The Island’s troubled fishing industry will be a major focus of the Chilmark annual town meeting on Monday night.
In a town meeting warrant otherwise characterized as “very noncontroversial” by the chairman of the Chilmark board of selectmen, J.B. Riggs Parker, “the shellfish articles will obviously get much of the attention on the meeting floor.”
The town meeting begins on Monday night at 7:30 p.m. at the Chilmark Community Center; longtime moderator Everett Poole will preside over the session.
There are 24 items on the warrant, and four of them are concerned directly with fishing. Another is indirectly related, in that it addresses water quality in the Tisbury Great Pond..
One article would establish a new shellfish steering committee to advise selectmen on propagation and enforcement issues and work with the shellfish department on propagation.
The five members of the committee would be appointed for three years, although initially one would be appointed for a single year and two others for two and three years respectively.
Another article would create a new position of shellfish propagation officer, at a cost of $50,306, to begin on June 1. Another would appropriate $15,000 to fund the first year of a five-year shellfish restoration program.
Another article would rescind a measure adopted last year defining those who qualify as commercial fishermen, and place the power of determining who is and is not a commercial fisherman in the hands of the board of selectmen.
Another article seeks approval to spend $12,000 on the assessment of water quality in the Tisbury Great Pond through the Massachusetts Estuaries project. The money would make up the final third of the cost of the three-year project.
Apart from the fisheries-related issues, Mr.. Parker said, there were only “a couple of items [on the warrant] that jump out at you” as being other than straightforward financial housekeeping.
The proposed operating budget for fiscal year 2008 is just over $6 million, an increase of 2.83 per cent over the previous year.

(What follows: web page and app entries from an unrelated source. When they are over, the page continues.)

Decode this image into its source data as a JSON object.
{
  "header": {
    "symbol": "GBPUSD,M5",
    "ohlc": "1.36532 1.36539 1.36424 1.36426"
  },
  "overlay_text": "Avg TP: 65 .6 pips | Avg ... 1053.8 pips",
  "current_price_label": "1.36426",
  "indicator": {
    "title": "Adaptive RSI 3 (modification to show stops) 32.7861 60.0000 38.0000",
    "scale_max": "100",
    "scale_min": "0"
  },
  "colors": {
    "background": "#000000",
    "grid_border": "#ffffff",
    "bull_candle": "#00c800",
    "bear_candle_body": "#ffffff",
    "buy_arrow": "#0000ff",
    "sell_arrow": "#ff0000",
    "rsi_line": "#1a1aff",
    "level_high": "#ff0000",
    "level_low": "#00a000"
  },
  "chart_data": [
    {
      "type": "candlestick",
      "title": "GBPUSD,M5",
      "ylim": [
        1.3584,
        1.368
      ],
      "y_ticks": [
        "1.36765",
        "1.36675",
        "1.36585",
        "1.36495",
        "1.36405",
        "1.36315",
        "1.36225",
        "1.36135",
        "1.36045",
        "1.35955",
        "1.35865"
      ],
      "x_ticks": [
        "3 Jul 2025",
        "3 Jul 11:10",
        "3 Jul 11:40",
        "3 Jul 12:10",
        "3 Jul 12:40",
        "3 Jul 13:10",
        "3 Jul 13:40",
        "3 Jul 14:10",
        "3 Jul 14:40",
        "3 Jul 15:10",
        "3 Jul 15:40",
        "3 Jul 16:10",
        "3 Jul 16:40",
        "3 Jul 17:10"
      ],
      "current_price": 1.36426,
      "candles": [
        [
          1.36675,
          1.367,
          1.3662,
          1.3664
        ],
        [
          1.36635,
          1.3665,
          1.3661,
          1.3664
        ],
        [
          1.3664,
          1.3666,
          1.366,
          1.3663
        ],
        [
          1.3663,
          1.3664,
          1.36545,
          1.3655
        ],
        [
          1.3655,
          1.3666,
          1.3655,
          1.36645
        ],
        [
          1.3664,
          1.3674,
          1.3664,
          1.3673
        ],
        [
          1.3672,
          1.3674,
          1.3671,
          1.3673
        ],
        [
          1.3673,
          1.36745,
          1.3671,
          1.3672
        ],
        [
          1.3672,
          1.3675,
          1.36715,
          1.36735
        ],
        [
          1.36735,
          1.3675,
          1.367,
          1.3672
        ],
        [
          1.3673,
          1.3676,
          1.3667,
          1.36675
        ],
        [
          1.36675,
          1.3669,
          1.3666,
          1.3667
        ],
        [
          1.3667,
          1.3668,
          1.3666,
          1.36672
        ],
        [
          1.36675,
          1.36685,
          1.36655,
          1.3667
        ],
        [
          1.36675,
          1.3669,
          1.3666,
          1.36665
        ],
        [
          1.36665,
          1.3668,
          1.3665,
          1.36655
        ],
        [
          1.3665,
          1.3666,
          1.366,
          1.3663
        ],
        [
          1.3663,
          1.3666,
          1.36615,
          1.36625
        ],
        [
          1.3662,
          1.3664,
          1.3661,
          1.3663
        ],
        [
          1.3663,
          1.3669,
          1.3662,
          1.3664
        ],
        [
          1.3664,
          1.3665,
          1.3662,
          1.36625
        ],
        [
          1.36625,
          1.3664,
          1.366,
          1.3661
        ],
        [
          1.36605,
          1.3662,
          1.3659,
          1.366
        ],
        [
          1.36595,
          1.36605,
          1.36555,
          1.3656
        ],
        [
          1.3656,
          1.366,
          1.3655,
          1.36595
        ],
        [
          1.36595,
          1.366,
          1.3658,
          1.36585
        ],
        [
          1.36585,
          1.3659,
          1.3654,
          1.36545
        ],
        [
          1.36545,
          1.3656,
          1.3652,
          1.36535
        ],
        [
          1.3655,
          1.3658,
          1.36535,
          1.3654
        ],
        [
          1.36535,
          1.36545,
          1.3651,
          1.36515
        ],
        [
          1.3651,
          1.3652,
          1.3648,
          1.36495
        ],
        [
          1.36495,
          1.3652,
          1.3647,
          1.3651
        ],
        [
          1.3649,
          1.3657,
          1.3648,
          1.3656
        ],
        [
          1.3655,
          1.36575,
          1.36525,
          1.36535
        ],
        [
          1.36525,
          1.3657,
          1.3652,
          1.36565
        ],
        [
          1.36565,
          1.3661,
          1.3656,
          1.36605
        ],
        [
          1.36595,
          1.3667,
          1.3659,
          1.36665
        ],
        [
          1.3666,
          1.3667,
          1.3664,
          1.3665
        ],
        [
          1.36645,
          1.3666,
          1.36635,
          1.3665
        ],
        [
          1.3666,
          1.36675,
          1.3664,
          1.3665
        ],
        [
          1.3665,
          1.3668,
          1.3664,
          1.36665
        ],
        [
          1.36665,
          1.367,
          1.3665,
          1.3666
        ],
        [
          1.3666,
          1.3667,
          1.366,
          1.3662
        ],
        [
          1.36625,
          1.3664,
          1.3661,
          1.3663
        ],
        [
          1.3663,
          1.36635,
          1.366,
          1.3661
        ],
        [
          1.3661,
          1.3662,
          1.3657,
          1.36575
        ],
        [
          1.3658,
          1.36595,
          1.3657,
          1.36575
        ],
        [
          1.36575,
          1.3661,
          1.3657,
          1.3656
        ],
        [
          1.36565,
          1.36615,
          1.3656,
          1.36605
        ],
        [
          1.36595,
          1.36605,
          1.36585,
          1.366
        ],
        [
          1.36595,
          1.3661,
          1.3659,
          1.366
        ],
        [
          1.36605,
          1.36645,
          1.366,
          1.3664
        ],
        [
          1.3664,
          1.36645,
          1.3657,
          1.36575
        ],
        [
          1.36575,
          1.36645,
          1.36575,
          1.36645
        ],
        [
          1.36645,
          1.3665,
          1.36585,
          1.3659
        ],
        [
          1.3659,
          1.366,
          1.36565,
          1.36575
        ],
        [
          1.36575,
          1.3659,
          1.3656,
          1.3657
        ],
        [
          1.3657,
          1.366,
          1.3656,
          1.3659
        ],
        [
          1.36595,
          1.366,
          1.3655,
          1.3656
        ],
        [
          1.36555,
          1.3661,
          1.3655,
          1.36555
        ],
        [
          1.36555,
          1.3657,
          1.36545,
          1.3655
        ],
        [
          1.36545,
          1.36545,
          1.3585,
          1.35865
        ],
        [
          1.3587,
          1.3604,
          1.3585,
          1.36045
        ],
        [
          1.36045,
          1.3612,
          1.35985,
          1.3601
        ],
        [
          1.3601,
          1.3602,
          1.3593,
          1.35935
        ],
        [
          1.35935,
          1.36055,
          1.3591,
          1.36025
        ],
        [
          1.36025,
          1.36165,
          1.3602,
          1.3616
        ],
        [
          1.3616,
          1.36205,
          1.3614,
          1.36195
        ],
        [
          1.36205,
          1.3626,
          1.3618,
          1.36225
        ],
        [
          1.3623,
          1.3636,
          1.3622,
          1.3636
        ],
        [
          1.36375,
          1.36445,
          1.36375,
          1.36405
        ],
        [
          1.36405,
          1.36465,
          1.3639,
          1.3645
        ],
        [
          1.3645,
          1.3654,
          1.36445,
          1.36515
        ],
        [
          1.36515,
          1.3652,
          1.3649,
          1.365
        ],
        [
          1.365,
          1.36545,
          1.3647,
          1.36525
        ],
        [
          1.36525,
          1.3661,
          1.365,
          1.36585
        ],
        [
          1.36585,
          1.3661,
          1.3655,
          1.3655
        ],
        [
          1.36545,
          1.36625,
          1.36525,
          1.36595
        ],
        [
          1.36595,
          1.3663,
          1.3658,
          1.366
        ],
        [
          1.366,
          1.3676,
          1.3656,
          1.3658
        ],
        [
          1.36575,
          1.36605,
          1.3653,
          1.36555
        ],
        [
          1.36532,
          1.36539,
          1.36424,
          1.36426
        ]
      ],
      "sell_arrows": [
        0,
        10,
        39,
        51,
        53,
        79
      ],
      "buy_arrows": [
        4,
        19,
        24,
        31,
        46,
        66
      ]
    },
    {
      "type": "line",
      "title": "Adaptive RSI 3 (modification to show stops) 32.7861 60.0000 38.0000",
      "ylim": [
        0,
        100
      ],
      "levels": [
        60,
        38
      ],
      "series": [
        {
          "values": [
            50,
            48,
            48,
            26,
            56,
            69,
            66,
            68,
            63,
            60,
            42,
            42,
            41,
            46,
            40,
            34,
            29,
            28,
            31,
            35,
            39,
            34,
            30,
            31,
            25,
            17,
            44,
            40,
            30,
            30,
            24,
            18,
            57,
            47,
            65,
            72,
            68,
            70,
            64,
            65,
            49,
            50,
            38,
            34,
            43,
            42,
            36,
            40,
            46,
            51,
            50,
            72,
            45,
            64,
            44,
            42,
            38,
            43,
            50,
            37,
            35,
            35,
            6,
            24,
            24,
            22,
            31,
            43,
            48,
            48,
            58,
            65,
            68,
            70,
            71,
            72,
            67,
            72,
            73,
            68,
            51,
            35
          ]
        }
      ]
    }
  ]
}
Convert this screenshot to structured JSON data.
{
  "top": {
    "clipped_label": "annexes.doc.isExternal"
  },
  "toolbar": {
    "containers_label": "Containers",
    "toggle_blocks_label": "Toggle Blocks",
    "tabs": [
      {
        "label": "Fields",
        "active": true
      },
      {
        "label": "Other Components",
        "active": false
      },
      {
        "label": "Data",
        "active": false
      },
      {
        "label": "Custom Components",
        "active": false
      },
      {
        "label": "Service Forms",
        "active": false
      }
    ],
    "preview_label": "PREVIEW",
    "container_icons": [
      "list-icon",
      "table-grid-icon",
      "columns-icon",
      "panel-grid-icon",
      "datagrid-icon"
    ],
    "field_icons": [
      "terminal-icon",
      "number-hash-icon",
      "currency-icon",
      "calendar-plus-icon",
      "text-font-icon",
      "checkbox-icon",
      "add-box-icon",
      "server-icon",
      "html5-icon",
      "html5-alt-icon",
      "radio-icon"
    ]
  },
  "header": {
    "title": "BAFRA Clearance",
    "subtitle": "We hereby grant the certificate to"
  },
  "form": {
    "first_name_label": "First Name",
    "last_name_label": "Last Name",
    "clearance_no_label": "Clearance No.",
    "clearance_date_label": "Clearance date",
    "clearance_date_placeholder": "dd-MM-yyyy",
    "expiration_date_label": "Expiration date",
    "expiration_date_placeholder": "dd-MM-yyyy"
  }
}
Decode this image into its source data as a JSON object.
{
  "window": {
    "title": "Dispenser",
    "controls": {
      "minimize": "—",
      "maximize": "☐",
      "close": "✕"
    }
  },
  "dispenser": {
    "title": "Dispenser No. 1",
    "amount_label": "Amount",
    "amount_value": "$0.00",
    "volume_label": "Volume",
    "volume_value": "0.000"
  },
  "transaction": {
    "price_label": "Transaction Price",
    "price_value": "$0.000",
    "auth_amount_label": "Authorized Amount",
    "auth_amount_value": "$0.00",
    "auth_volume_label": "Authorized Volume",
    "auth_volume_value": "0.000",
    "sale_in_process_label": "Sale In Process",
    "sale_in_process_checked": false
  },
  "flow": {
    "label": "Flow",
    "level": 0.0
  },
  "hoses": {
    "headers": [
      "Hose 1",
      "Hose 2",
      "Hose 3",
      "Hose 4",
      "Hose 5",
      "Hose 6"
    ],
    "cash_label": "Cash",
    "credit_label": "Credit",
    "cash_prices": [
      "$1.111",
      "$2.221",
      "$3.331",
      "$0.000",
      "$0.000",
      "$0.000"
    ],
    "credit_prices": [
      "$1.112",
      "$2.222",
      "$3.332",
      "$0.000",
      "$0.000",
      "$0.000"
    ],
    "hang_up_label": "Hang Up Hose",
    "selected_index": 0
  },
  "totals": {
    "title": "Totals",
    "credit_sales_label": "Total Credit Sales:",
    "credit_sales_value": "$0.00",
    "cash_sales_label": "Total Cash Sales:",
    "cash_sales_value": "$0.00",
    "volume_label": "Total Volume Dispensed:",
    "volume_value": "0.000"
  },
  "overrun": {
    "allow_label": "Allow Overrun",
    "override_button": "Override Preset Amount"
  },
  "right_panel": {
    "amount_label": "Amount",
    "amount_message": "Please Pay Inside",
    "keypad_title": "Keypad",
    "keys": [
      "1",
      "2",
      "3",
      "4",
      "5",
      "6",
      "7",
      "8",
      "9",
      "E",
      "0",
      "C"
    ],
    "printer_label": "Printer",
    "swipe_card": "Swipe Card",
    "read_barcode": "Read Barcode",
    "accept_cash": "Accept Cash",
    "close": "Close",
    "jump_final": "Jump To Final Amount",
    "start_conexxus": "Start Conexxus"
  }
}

The major cost increase can be tracked to in a 3.6 per cent cost of living increase, across the board to staff.
“We anticipate a very quiet budget meeting,” Mr... Parker said, and contrasted the likely course of the Chilmark meeting with some of the more lively recent meetings of down-Island towns.
“We very uncontroversial here,” he said, continuing:
“If you look at the budget the items that jump out at you are the ambulance service, which is up over 20 per cent, and that’s because there will be a new coordinator for advanced life support services, with a big salary in there. We’re expanding the Tri-town ambulance service.
“And the beach committee [cost] is up because we will have extra hours at Squibnocket Beach this year.”
Benefits are up because there are three new benefitted positions included, including the new shellfish propagation agent which may or may not come to pass.
The fire chief is now taking benefits and there is an administrative assistant.
The only other item likely to be questioned is a new truck for the fire department, the cost of which has escalated to almost $415,000, more than double the original estimate.
The brush breaker truck is an all-terrain, four-wheel-drive fire truck built to barge its way through scrub to otherwise inaccessible fires in the woods or in remote homes.
“The brush breaker for the fire department will probably attract some attention,” Mr.. Parker predicted. “I mean, you could buy a Bentley for that amount.”
Other articles on the warrant include a request for $122,737 to pay for prior year assessments for the Vineyard Transit Authority, and another seeking $50,000 to carry out a state-mandated revaluation of all Chilmark properties in fiscal year 2009.
The last article on the warrant seeks the appointment of three representatives to help draft guidelines and regulations for an Island-wide Energy District of Critical Planning. Any recommendations would have to go back to a town meeting for approval before it was sent to the Martha’s Vineyard Commission.
A school-related article proposes amending the up-Island regional school agreement to require any town in the district to pay 80 per cent of the capital costs for a school facility that it owns, regardless of enrollment. The remaining two towns would split the remaining 20 per cent according to enrollment numbers.
All the spending articles have the endorsement of the town finance advisory committee.
The annual town election will be held on Wednesday at the community center. Polling hours are from noon to 8 p.m. There is only one contest on the ballot: a race between Mr... Parker the incumbent selectman and challenger Karsten David Larsen.